On a recent trip to Buffalo New York, I had the pleasure of visiting the Darwin Martin House designed by Frank Lloyd Wright. I love buildings, but I know nothing about them – so, who better than Jamie Kwan our resident Architect to write this article to accompany my photos to really do this building justice.
Where the Prairies Meet Buffalo, NY: Frank Lloyd Wright’s Darwin Martin House
Of all the architects in the world, the one name that probably most resonates with those in North America is Frank Lloyd Wright. Heck, he was even named by the AIA (American Institute of Architects) as “the greatest American architect of all time”.
When you think of big-named architects, they’re most often associated with big-named/scaled/budget projects – museums, concert halls, stadiums, etc. Interestingly, Frank Lloyd Wright is most well known for the smaller end of architectural projects – furniture, windows, and single-family homes. His work is speckled all across the north-east region of the United States, however one of the most iconic houses, the Darwin Martin House, is located in the unlikely city of Buffalo, NY.
In fact, there are about ten projects by Wright in the Buffalo area – once a booming industrial city. Of his work, the Darwin Martin House (and its surrounding complex) most represents his core visions for the early Prairie Style architecture that he worked towards – one influenced by the flat, quiet, and peace of the Prairie landscapes. It was built over a century ago – really hard to believe, considering the majority of modernist buildings didn’t appear until 30-40 years later!

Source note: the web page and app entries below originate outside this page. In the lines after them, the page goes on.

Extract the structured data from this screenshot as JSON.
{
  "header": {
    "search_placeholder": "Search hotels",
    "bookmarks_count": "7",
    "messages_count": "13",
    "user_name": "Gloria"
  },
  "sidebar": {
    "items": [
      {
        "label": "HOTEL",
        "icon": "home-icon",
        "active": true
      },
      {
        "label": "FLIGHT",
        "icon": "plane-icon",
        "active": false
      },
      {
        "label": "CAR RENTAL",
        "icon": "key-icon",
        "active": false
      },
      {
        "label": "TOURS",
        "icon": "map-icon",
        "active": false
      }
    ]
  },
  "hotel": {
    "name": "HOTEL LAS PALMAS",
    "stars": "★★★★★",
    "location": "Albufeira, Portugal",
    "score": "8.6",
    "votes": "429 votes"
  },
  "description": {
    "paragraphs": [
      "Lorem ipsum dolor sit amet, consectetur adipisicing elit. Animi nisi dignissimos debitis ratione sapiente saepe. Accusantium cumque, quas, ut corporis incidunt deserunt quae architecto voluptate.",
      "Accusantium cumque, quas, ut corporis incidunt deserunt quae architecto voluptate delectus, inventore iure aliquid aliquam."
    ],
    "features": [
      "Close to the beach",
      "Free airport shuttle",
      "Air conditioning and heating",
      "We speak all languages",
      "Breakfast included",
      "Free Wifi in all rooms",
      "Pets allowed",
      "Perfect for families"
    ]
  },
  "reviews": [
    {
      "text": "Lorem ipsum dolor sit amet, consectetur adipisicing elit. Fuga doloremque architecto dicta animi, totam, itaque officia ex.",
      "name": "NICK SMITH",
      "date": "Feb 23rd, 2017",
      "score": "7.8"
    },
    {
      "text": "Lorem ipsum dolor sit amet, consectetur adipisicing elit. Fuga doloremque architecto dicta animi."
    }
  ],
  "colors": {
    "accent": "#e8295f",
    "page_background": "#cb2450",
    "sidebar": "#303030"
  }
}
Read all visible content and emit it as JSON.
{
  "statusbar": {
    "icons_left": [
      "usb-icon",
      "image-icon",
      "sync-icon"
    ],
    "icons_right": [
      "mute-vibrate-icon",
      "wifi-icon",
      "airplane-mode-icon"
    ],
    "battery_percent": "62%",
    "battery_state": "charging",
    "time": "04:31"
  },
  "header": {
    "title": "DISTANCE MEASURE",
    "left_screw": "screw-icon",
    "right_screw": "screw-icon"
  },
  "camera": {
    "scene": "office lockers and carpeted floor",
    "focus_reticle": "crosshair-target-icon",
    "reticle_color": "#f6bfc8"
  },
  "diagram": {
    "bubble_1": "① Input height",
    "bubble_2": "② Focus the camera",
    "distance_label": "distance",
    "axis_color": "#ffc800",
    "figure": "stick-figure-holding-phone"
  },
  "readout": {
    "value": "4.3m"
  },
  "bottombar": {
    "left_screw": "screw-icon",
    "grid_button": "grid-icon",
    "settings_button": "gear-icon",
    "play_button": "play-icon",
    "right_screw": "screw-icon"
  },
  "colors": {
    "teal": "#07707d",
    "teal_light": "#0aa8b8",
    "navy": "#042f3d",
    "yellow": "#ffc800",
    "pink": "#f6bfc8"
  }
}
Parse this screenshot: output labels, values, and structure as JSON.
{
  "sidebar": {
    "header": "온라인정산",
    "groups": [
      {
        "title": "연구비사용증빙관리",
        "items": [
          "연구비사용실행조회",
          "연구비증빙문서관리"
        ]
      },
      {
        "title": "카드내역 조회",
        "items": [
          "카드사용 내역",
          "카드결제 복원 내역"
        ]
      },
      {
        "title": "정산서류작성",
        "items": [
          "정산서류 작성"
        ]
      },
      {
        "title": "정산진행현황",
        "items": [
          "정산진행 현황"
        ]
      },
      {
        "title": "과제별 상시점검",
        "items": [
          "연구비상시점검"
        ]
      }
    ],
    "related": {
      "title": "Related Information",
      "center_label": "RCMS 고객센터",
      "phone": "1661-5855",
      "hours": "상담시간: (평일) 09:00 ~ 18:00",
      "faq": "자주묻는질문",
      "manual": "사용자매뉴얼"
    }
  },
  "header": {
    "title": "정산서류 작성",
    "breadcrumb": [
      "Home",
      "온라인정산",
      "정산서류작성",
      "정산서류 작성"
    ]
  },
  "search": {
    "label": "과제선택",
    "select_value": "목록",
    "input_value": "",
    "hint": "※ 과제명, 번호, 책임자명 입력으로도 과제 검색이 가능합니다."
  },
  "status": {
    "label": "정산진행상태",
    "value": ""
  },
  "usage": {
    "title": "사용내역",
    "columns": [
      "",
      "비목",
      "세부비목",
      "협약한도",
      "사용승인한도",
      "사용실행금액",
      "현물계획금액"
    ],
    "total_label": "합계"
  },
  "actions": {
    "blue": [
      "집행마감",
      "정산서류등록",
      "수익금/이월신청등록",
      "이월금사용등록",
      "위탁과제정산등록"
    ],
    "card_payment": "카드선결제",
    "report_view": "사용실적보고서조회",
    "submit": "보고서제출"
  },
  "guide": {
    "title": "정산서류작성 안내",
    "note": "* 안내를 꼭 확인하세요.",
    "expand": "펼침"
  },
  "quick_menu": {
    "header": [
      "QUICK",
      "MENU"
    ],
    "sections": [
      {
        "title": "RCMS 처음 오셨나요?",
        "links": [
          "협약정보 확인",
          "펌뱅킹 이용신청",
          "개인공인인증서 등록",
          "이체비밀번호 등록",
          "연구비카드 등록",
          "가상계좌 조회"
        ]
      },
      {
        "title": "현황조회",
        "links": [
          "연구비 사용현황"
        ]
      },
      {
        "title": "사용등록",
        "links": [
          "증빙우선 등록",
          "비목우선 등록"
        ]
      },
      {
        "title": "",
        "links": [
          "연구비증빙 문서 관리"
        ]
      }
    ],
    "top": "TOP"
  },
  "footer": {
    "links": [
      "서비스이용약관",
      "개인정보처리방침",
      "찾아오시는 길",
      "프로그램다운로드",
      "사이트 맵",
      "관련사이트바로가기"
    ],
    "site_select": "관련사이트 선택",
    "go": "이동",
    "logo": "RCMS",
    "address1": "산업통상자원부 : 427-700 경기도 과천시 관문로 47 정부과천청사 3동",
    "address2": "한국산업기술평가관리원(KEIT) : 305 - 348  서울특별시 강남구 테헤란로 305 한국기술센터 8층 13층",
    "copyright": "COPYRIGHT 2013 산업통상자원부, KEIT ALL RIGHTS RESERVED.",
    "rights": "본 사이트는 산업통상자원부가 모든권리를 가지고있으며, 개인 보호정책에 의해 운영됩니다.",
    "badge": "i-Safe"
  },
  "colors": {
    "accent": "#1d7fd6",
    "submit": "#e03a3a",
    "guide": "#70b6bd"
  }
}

If you’re in Buffalo, or even passing through, a visit to the Darwin Martin House is a must! It’s located in the historic Parkside neighbourhood, and open all year-round. When you get there, you’re greeted by their beautiful (and award-winning!) Visitors Centre – Greatbatch Pavillion. Designed by Toshiko Mori in 2009, the building is as contemporary and public as it can get, complimenting yet completely contrasting with the Darwin Martin House. The inverted hip roof echoes the horizontal forms of the house and floats atop floor-to-ceiling glass, offering uninterrupted views of the complex. Here you’ll find special exhibitions on Frank Lloyd Wright and his life, as well as other admissions-related information.
Try not to just pass through the Visitor Centre after you grab your ticket – take advantage of the views from the Visitor Centre and marvel at the overall form of the Darwin Martin House in the context of its surrounding site. Wright designed the house to reflect the image of the Prairies and blend completely with nature – the house’s overall form lies very low to the ground, thanks to an exaggerated hip roof that extends well past the exterior wall in true FLW style. He even takes it as far as to use bricks that are horizontally thin, as if you didn’t get the message already! He takes a lot of influence from the serene image of Japanese art and architecture, so if you get in a mindset where you’ve just seen the most peaceful of landscapes – well it’s all in the design! The walls almost disappear under the canopy of the roofs as if the house is completely exposed to the elements.
As you enter the house, you really notice the amount of detail that went into the design. This was the type of project where the client gave the architect complete creative control and a virtually unlimited budget– and one of the reasons why the Darwin Martin House remains one of the best examples of his style. Wright was famous for a really holistic design approach; every chair, every lamp, every table, and every stained glass window (including its placement in the floor plan) was designed to emphasise the aesthetic of the building. So much so, that he would often even permanently fix furniture to the floor so that they couldn’t be moved around! Darwin Martin truly was a fan of Wright, and completely surrounded himself with his designs at home and at work – the Larkin Soap Company, of which Martin was amongst its partners, boasted Wright’s first commercial design which ALSO had fixed, Wright-designed tables.
Not much more can be said aside from the backstory and history of his life; even as someone who studied architecture, the experience of Frank Lloyd Wright’s houses can’t be put into words, and is really what makes them true masterpieces.
Thanks so much Jamie!
Here are some more photos of the building. Unfortunately, photos of the interior are not permitted but let me assure you – the detailing is unbelievable and it isn’t fully restored yet! To see some interior photos visit the Darwin Martin House website.
At the end of the hallway the most amazing statue awaits you…
Have you visited any of Frank Lloyd Wright buildings in your travels? We’d love to hear about them….let us know in the comments below.
Darwin Martin House
125 Jewett Parkway, Buffalo, NY 14214.
My tour was courtesy of Buffalo Niagara CVB, all opinions are our own.